The latter impacts taxes (a seller’s permit allows me to pay taxes after sale of my items, not at point of purchase of materials to make those items; it also can allow me discounts) and also the initial outlay of funds. Then there are other costs, like setting up a P.O. Box and a Web presence, and maybe finding a photographer. ;)

The thing with databases is that in design, I’ve got to look at desired functionality, first. Because I haven’t handled things on the financial side so much, I mean particularly where it comes to taxes on gross income (State and Federal income; M handled it), I’m not totally sure about all sides of this. That is, I’m not sure of all the requirements.

I’m actually not even sure if I should use Etsy or maybe put some stuff up there and have my own web domain, as well. A lot of people I’ve seen, have been using Square for payment transactions, which makes me feel a little better. I had seen a lot of negative reviews for Square as well, but…it is the Internet; not everything is what it looks like. I’ve also historically been looking at web hosts, which is, well, really important. I’ve had one in mind which uses Square, but backed off of it after I read multiple complaints about people having their Square accounts frozen. However…like I said, I’ve seen a lot of people using it.

There’s also the point that I tend to avoid Etsy personally, because my computer sometimes acts like it’s picked up a bug after I visit. It’s a reason I might not sell there, if I can’t even look at things without having to run a series of scans afterward just to get things back to normal. Since adwcleaner also started removing bloatware, I’ve also become wary of using that tool too much or unnecessarily (out of fear it will remove my utilities, although one of mine spontaneously started working again).

But yeah, I guess that’s what happens when you actually use your computer.

Anyhow. Tonight was all about trying to organize the table that looked like a windstorm hit it, and I think I did a fairly good job. I had to log things before I could put them away, or risk not logging them. Thus, not knowing how much anything cost — which kind of puts a wrench into my pricing, by my not knowing if I’m losing money or gaining it. I’m getting better; I’m actually attempting to log quantities now, along with prices. :P (I need both, for the prices to have any validity.)

I feel bad about this as well, but I may have to want to look for additional storage. I know a place where I can get some sweet little boxes which were $0.50 each, the last time I found them. The problem is that…well, what good is storage if you don’t use the things you stored. I mean, it isn’t entirely about collecting.
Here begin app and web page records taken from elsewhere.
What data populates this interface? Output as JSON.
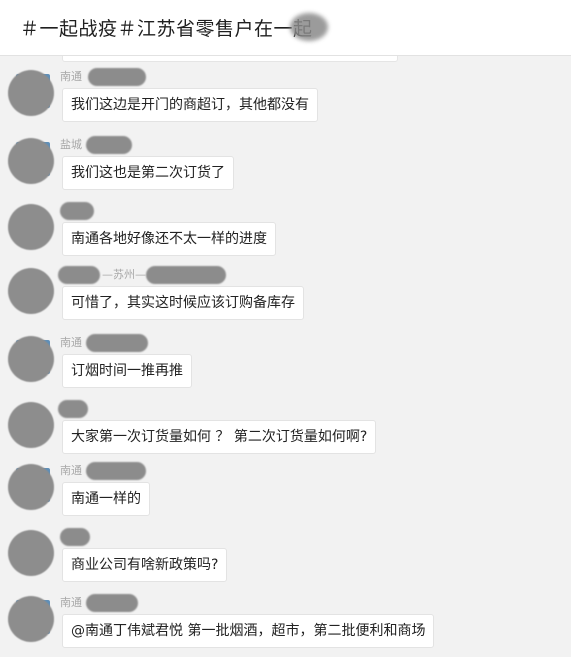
{
  "header": {
    "title": "＃一起战疫＃江苏省零售户在一起"
  },
  "messages": [
    {
      "sender": "南通",
      "text": "我们这边是开门的商超订，其他都没有"
    },
    {
      "sender": "盐城",
      "text": "我们这也是第二次订货了"
    },
    {
      "sender": "",
      "text": "南通各地好像还不太一样的进度"
    },
    {
      "sender": "—苏州—",
      "text": "可惜了，其实这时候应该订购备库存"
    },
    {
      "sender": "南通",
      "text": "订烟时间一推再推"
    },
    {
      "sender": "",
      "text": "大家第一次订货量如何 ？ 第二次订货量如何啊?"
    },
    {
      "sender": "南通",
      "text": "南通一样的"
    },
    {
      "sender": "",
      "text": "商业公司有啥新政策吗?"
    },
    {
      "sender": "南通",
      "text": "@南通丁伟斌君悦 第一批烟酒，超市，第二批便利和商场"
    }
  ],
  "colors": {
    "background": "#f2f2f2",
    "bubble": "#ffffff",
    "header": "#ffffff",
    "redaction": "#8c8c8c"
  }
}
But the things I have in the little boxes are mostly “bead soup” (mixed colors and sizes of bead, in this case), and they are, amazingly, some of the most interesting and inspiring parts of everything I have.
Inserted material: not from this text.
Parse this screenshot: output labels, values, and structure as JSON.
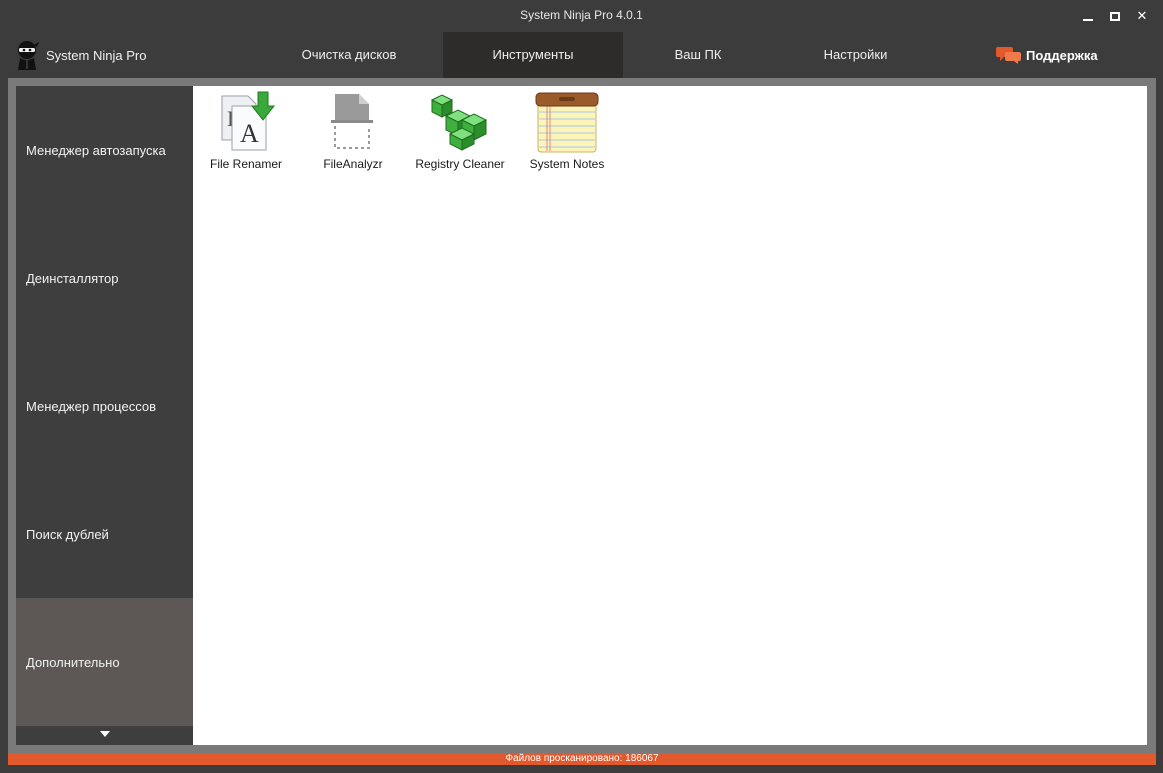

I’ve also got to consider taking out — I mean just taking out some of these vials of beads that I feel I’m never going to use, and re-purposing the vials with things I think I will use, or want to use. The question becomes, then, am I actually not going to use those other beads, or was it just a lack of artistic vision, or aesthetic error which caused me to cull them? Sometimes later additions to a collection will make beads that I thought I’d never use, something I would consider using, in an updated palette.

Then again, that doesn’t entirely justify having them take up space in my main storage. I could just as easily put those 10 grams of beads that would have been in a vial, into a plastic bag, and throw them in a different storage area…kind of like the surplus of size 6/0 beads I got a while back, which came in temporary sealed plastic (can I even call them bags?).

Since, though, I’ve actually bought pairs of earrings which were between $50-$70 from local artisans…I can see that if I make things people want (and don’t want to make, or can’t make, or which wouldn’t be cost-effective to make, themselves), I do have a chance of at least recouping my losses by selling beaded jewelry, if not making a profit. It probably won’t be as large an income stream as I would get just by being salaried, but I could occupy myself and build my skill — and not, you know, just have a total loss from buying beads with what I do earn from my job.